Monday, August 08, 2005

Galvin As Storyteller

Herald Business Editor Cosmo Macero Jr has a great column today (sub req) on the gubernatorial prospects of Secretary of the Commonwealth, Bill Galvin. From the column:

A good candidate has a good story to tell. And right now Galvin has one of the best.

The Brighton Democrat has spent much of the last two years dogging corruption on Wall Street, rooting out scams in the mutual fund industry, punishing banks for taking advantage of senior citizens and picking street fights with the icons of corporate greed.
I agree with Macero that this could very well be a compelling story in 2006. The question I have is whether Galvin is a compelling storyteller.

The Statehouse News Service poll has him in Deval Patrick territory. According to a Suffolk University Poll, a quarter of the MA population has never heard of him, despite him having been Secretary of the Commonwealth for over a decade.

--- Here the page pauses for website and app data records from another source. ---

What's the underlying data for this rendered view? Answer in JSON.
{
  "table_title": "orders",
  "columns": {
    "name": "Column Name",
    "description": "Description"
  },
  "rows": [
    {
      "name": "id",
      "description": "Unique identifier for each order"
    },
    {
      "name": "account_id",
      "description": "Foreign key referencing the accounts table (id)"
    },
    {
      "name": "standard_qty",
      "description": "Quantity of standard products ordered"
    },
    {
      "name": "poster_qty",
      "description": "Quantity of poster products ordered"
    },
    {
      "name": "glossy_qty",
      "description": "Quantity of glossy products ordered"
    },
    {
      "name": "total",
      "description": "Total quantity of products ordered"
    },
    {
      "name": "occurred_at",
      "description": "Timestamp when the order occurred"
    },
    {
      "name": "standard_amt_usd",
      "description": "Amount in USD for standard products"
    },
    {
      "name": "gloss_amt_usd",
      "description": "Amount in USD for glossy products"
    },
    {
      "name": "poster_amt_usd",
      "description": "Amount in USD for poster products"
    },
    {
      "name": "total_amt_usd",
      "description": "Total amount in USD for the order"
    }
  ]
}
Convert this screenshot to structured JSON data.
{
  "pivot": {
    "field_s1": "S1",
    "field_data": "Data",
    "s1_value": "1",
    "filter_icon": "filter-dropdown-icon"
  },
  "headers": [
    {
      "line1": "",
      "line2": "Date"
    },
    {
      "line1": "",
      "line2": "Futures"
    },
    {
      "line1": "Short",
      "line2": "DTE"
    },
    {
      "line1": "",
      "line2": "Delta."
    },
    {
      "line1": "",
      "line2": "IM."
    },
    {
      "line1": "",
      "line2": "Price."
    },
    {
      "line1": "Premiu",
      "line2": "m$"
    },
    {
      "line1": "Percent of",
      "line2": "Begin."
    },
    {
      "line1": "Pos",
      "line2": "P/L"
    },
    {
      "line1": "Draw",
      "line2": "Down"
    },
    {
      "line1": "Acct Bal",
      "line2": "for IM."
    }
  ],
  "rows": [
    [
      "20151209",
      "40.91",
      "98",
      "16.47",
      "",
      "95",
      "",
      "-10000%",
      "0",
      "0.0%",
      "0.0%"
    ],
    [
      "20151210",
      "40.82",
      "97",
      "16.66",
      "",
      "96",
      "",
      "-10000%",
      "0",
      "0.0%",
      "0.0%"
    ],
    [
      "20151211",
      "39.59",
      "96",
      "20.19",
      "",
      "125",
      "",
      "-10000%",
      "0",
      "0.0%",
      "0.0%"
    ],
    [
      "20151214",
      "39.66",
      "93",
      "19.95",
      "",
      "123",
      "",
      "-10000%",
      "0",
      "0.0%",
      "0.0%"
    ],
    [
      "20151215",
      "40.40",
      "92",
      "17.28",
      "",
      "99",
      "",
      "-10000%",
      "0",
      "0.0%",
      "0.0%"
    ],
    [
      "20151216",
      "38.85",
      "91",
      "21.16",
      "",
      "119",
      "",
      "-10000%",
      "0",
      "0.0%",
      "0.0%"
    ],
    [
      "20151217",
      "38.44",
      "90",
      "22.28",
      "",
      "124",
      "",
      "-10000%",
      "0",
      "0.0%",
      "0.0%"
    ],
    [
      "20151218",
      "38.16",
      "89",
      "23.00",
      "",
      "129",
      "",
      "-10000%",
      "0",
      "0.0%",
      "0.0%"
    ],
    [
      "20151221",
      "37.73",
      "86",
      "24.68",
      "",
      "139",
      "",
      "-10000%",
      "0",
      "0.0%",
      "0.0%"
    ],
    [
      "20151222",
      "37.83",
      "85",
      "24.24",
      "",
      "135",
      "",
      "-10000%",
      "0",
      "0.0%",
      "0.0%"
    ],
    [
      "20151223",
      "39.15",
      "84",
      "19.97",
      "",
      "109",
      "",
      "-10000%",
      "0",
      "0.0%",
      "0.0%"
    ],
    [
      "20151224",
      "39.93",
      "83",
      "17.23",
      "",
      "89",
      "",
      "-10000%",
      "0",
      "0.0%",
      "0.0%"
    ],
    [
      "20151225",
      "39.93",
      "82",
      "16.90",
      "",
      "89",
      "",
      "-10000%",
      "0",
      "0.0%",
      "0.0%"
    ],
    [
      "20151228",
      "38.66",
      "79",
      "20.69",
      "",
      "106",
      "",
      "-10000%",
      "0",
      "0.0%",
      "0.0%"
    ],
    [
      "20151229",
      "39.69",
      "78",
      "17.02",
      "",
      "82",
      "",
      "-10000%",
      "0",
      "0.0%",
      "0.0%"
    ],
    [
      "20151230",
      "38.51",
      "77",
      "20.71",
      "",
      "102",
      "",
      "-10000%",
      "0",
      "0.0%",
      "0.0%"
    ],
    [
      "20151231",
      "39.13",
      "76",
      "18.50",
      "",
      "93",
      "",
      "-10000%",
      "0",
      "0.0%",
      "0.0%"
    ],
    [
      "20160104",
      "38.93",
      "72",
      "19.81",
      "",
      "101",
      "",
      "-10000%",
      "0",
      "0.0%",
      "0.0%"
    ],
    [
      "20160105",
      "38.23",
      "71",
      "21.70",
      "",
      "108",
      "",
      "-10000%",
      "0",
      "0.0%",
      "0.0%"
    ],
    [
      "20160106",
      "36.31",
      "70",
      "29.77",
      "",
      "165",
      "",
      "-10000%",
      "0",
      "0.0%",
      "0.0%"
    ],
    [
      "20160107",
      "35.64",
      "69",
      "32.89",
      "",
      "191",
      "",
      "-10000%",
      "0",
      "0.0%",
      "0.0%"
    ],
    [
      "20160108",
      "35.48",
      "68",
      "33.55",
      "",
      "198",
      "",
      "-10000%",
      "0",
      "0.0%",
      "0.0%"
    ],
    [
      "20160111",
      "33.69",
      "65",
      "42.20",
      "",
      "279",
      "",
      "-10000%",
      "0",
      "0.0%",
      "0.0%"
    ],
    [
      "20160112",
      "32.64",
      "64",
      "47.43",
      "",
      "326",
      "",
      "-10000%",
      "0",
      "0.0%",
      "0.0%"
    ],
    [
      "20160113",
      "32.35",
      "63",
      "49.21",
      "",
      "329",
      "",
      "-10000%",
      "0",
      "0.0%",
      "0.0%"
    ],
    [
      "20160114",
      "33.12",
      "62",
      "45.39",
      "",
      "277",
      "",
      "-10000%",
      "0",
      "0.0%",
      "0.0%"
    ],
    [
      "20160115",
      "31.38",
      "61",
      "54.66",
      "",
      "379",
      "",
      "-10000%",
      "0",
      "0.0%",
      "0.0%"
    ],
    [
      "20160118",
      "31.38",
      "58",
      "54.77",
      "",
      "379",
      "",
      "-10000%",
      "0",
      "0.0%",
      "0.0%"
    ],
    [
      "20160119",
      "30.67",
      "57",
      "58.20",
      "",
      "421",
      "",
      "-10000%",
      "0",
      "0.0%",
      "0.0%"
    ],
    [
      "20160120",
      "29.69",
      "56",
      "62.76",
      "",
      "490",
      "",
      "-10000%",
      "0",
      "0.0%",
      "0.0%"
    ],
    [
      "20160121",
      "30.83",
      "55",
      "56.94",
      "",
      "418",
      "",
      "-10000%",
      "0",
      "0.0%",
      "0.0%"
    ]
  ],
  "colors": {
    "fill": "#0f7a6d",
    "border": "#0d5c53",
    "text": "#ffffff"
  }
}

It's true that he has been fighting for Massachusetts consumers against greedy CEOs, but how many people are really aware of that? While Galvin may have an impressive record of accomplishment, it won't do him any good to show up and say "look at all these things I did" -- people will naturally wonder why the first time they're hearing about it is a few months before an election. Tom Reilly, at least, has a gift for calling a press conference and getting on the news (to a fault, some would say). Contrast Galvin with New York Attorney General Elliot Spitzer who is well on his way to being coronated as that state's governor in 2006. Spitzer has been doing the same thing as Galvin, albeit on a larger scale, and has been getting much more media attention -- including national media attention -- and has such formidable poll numbers that incumbent governor George Pataki has decided not to run for reelection rather than face him. Spitzer (who, as of this writing graces Bill Galvin's campaign website) clearly has something that Galvin does not -- call it charisma, media savvy, something -- and it may be too late for Galvin to find it.

In addition to his advice to Galvin, Macero has this advice for the Massachusetts Democrats, should Harvard Pilgrim HMO CEO Charlie Baker end up as the 2006 Republican nominee:
Two words to keep in mind: Opponsition research.

All those claims, all those patients, all that paperwork, heck, anything can happen.

It only takes one good sob story to grab the voting public's imagination.
Of course, capturing the voting public's imagination is easier said than done. However much I admire the man for what he's done, it is his inability to capture the imaginations of Democrats with a populist economic message that is my chief concern with a Galvin candidacy. If he can't motivate the people most receptive to his message, how will he be able to motivate suburban and swing voters in the 2006 general election?